I had to do an ‘Austin Powers’ style 25 point turn to get out of the corridor – because I swear to God the route between my kitchen and bathroom is bigger –  and drive out of the village with sweat pouring down my face as my daughter pointed out repeatedly “daddy’s right, you can’t drive”.

Then there are the insects. Going for a hike in Los Angeles meant avoiding rattle snakes or the occasional cougar – both the animal and the older lady seeking a younger man variety.

Here it’s become apparent that it’s the smaller things I should be concerned about. My anally retentive and arachnophobic  – slight exaggeration – husband informed me he’d purchased a ’spider catcher’ after he claims he saw “one with teeth, hiding and ready to pounce” underneath his towel.

I had visions of this Spiderman inspired device that shoots a net out to gather up the critters faster than lightening. Turns out the ‘spider catcher’ is just a ridiculously expensive Black and Decker hand held vacuum cleaner.

My dad leaving the hedge cutter in the kid’s sandpit drew way less concern than when I thought my son had a tick! I flipped out even more than when I believed I saw a flea in his bed – hedgehogs carry them you know – and I may now have scarred him for life.

hedge cutter in sandpit
“It would have been very difficult for the kids to turn on” said my mum

I had him pinned down in the garden as I argued with my husband over the best way to remove it. I knew from having a dog decades ago that you shouldn’t just pull it out and you needed a special device, but the wireless didn’t stretch from the house and there was, as usual, no signal in the garden, so Googling was out of the question.
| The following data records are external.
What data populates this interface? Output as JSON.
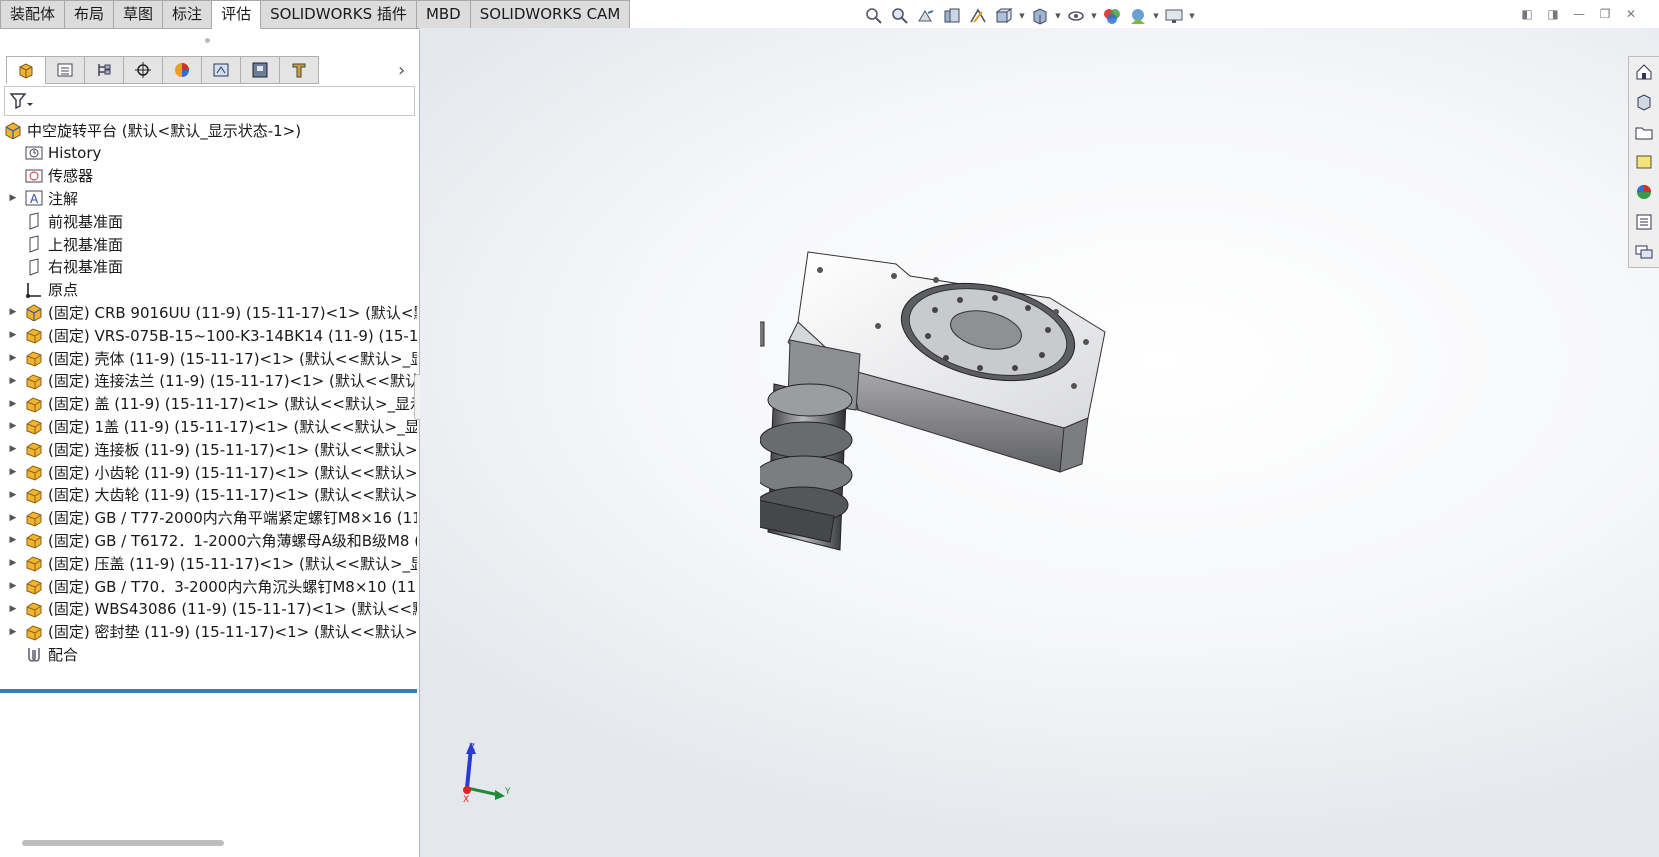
{
  "command_tabs": [
    {
      "label": "装配体"
    },
    {
      "label": "布局"
    },
    {
      "label": "草图"
    },
    {
      "label": "标注"
    },
    {
      "label": "评估",
      "active": true
    },
    {
      "label": "SOLIDWORKS 插件"
    },
    {
      "label": "MBD"
    },
    {
      "label": "SOLIDWORKS CAM"
    }
  ],
  "heads_up_toolbar": {
    "icons": [
      "zoom-to-fit-icon",
      "zoom-to-area-icon",
      "previous-view-icon",
      "section-view-icon",
      "dynamic-annotation-icon",
      "view-orientation-icon",
      "display-style-icon",
      "hide-show-items-icon",
      "edit-appearance-icon",
      "apply-scene-icon",
      "view-settings-icon"
    ]
  },
  "feature_tree": {
    "root": "中空旋转平台 (默认<默认_显示状态-1>)",
    "items": [
      {
        "label": "History",
        "icon": "history-folder-icon",
        "expandable": false
      },
      {
        "label": "传感器",
        "icon": "sensors-folder-icon",
        "expandable": false
      },
      {
        "label": "注解",
        "icon": "annotations-icon",
        "expandable": true
      },
      {
        "label": "前视基准面",
        "icon": "plane-icon",
        "expandable": false
      },
      {
        "label": "上视基准面",
        "icon": "plane-icon",
        "expandable": false
      },
      {
        "label": "右视基准面",
        "icon": "plane-icon",
        "expandable": false
      },
      {
        "label": "原点",
        "icon": "origin-icon",
        "expandable": false
      },
      {
        "label": "(固定) CRB 9016UU  (11-9)  (15-11-17)<1> (默认<默",
        "icon": "subassembly-icon",
        "expandable": true
      },
      {
        "label": "(固定) VRS-075B-15~100-K3-14BK14  (11-9)  (15-11",
        "icon": "part-icon",
        "expandable": true
      },
      {
        "label": "(固定) 壳体  (11-9)  (15-11-17)<1> (默认<<默认>_显",
        "icon": "part-icon",
        "expandable": true
      },
      {
        "label": "(固定) 连接法兰  (11-9)  (15-11-17)<1> (默认<<默认",
        "icon": "part-icon",
        "expandable": true
      },
      {
        "label": "(固定) 盖  (11-9)  (15-11-17)<1> (默认<<默认>_显示",
        "icon": "part-icon",
        "expandable": true
      },
      {
        "label": "(固定) 1盖  (11-9)  (15-11-17)<1> (默认<<默认>_显示",
        "icon": "part-icon",
        "expandable": true
      },
      {
        "label": "(固定) 连接板  (11-9)  (15-11-17)<1> (默认<<默认>_",
        "icon": "part-icon",
        "expandable": true
      },
      {
        "label": "(固定) 小齿轮  (11-9)  (15-11-17)<1> (默认<<默认>_",
        "icon": "part-icon",
        "expandable": true
      },
      {
        "label": "(固定) 大齿轮  (11-9)  (15-11-17)<1> (默认<<默认>_",
        "icon": "part-icon",
        "expandable": true
      },
      {
        "label": "(固定) GB / T77-2000内六角平端紧定螺钉M8×16  (11",
        "icon": "part-icon",
        "expandable": true
      },
      {
        "label": "(固定) GB / T6172．1-2000六角薄螺母A级和B级M8  (",
        "icon": "part-icon",
        "expandable": true
      },
      {
        "label": "(固定) 压盖  (11-9)  (15-11-17)<1> (默认<<默认>_显",
        "icon": "part-icon",
        "expandable": true
      },
      {
        "label": "(固定) GB / T70．3-2000内六角沉头螺钉M8×10  (11-",
        "icon": "part-icon",
        "expandable": true
      },
      {
        "label": "(固定) WBS43086  (11-9)  (15-11-17)<1> (默认<<默",
        "icon": "part-icon",
        "expandable": true
      },
      {
        "label": "(固定) 密封垫  (11-9)  (15-11-17)<1> (默认<<默认>_",
        "icon": "part-icon",
        "expandable": true
      },
      {
        "label": "配合",
        "icon": "mates-icon",
        "expandable": false
      }
    ]
  },
  "triad": {
    "x": "Y",
    "y": "Z",
    "z": "X"
  },
  "colors": {
    "accent": "#2f7fc1",
    "part_yellow": "#f2b233",
    "viewport_bg": "#eef0f3"
  }
}
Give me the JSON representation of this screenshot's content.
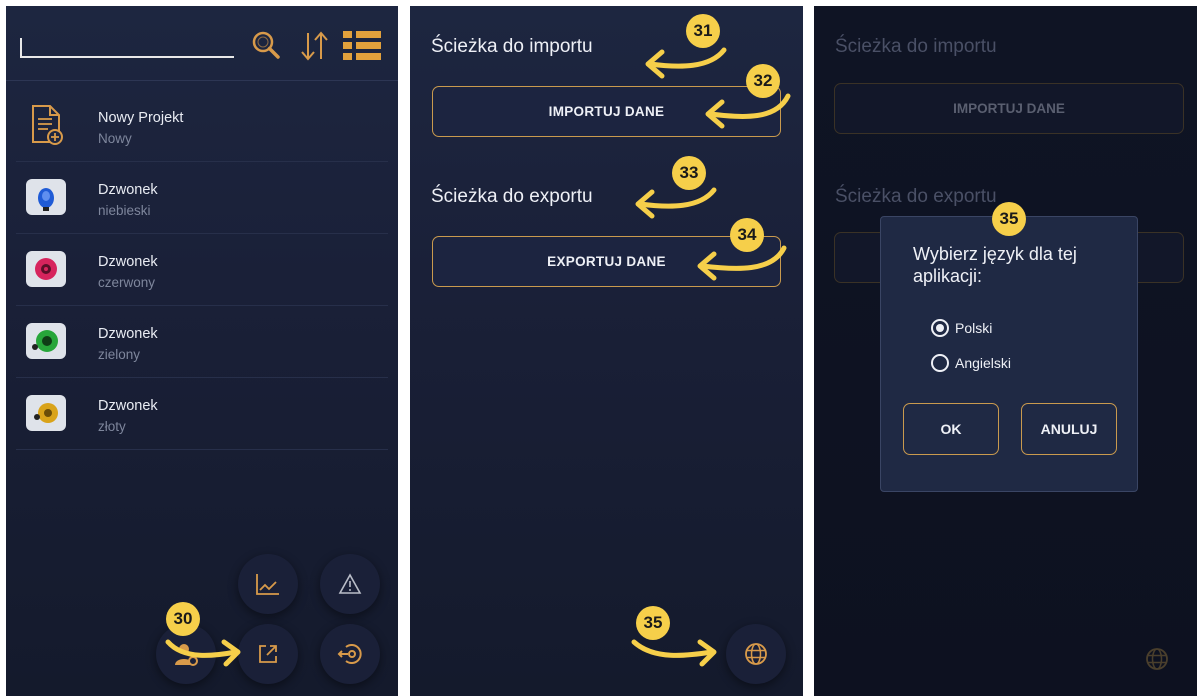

Lyme Disease raced through my mind as I stood there arguing with my spider fearing husband about who and how we were going to pull this disgusting thing from my, by now, terrified child’s leg.

It was perhaps a tad overkill, because when I gritted my teeth and took the plunge I discovered it wasn’t a tick after all, it was just a leaf.

There’s also a sheepdog, who has a reputation for being a biter up the road and there’s a pack of cows who saw me dive head first into some brambles to escape, what I believed was, an inevitable stampede the other day.

But wilderbeests, creepy crawlies and ridiculously small roads aside, I’m happy to say we do feel safe here!

If I could just get this mosquito out of the bedroom to ease my fears of catching West Nile virus, I’d be able to sleep just that little bit better.